Report: Merrick Garland Waited Weeks to Approve Warrant for Mar-a-Lago Search

Attorney General Merrick Garland reportedly waited weeks to approve the search warrant of former President Donald Trump’s Mar-a-Lago private residence.

While the establishment media suggested “classified documents relating to nuclear weapons were among the items the FBI” sought in the raid of Mar-a-Lago, it took weeks for Garland to make up his mind on whether to approve the warrant, the Wall Street Journal reported Tuesday.

“The decision had been the subject of weeks of meetings between senior Justice Department and FBI officials, the people said,” the Journal reported. “The warrant allowed agents last Monday to seize classified information and other presidential material from Mar-a-Lago.”

After the raid and significant public pressure, the Justice Department filed a motion in court to release the FBI’s property receipt of the 28 inventory items federal agents seized. Magistrate Judge Bruce Reinhart agreed to make the search warrant public the next day.

On Monday, Donald Trump said the FBI “stole” his “passports” in last week’s raid. The passports were not independently itemized on the FBI’s property receipt of the 28 inventory items federal agents seized.

The warrant, signed by Reinhart and approved by Garland, did not state that they could take Trump’s passport. Typically, the government needs a separate court order to seize someone’s passport, even temporarily.CBS News’s Norah O’Donnell contradicted Trump’s statement and claimed that “[a]ccording to a DOJ official, the FBI is NOT in possession of former President Trump’s passports.”

After the report, Trump’s team released an email from Jay Bratt, the top counterintelligence official in the Justice Department’s national security division, which confirmed Trump’s passports were seized in the raid of Mar-a-Lago the previous Monday.
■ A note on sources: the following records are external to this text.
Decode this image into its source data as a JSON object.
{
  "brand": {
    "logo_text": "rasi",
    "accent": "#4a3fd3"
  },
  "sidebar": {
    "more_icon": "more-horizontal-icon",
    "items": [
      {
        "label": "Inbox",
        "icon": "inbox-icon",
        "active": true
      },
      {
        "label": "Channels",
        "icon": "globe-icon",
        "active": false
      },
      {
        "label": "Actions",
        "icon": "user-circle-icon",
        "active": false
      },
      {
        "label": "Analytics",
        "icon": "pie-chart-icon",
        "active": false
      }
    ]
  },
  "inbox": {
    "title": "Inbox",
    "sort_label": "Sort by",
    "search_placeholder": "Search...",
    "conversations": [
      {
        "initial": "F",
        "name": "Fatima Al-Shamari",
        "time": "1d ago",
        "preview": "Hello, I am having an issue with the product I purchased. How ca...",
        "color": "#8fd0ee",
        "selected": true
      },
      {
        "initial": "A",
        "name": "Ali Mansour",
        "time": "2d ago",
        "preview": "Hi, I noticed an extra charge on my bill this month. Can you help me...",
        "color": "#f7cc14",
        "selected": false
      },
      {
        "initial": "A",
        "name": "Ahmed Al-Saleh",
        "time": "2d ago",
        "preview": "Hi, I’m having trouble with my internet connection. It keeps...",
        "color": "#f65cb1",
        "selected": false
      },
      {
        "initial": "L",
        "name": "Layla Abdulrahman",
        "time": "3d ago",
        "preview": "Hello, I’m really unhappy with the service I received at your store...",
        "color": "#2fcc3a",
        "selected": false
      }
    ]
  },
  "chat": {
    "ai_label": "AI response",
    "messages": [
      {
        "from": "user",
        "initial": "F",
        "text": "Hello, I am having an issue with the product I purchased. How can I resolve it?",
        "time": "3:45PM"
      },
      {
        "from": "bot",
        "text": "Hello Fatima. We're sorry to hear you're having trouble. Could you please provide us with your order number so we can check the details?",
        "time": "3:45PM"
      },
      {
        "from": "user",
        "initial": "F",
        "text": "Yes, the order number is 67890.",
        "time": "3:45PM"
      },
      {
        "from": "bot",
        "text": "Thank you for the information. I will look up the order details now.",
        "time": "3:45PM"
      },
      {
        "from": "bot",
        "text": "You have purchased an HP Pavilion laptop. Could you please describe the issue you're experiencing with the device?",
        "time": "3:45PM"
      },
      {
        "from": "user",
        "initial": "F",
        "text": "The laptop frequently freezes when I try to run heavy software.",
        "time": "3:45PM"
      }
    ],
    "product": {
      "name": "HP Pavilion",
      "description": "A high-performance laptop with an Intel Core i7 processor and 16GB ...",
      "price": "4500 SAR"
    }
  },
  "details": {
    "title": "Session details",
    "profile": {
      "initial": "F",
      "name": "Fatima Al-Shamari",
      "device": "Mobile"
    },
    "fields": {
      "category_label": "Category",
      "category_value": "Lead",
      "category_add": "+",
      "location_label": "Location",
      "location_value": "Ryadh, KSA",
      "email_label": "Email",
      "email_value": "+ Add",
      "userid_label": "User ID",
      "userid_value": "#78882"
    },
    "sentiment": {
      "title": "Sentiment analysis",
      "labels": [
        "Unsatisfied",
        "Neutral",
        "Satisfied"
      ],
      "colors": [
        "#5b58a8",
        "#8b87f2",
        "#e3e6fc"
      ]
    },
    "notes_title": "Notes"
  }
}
The email also said the passports would be returned to the Trump “at 2 PM today.”

According to the Wall Street Journal, “The department Monday asked a judge not to make public the affidavit on which the search warrant was based, as some news-media outlets had sought, writing in a court filing that the document contains ‘critically important investigative facts’ about witnesses and tactics.”

Prosecutors explained they do not want the affidavit made public because it would “likely chill future cooperation by witnesses whose assistance may be sought as this investigation progresses,” they wrote.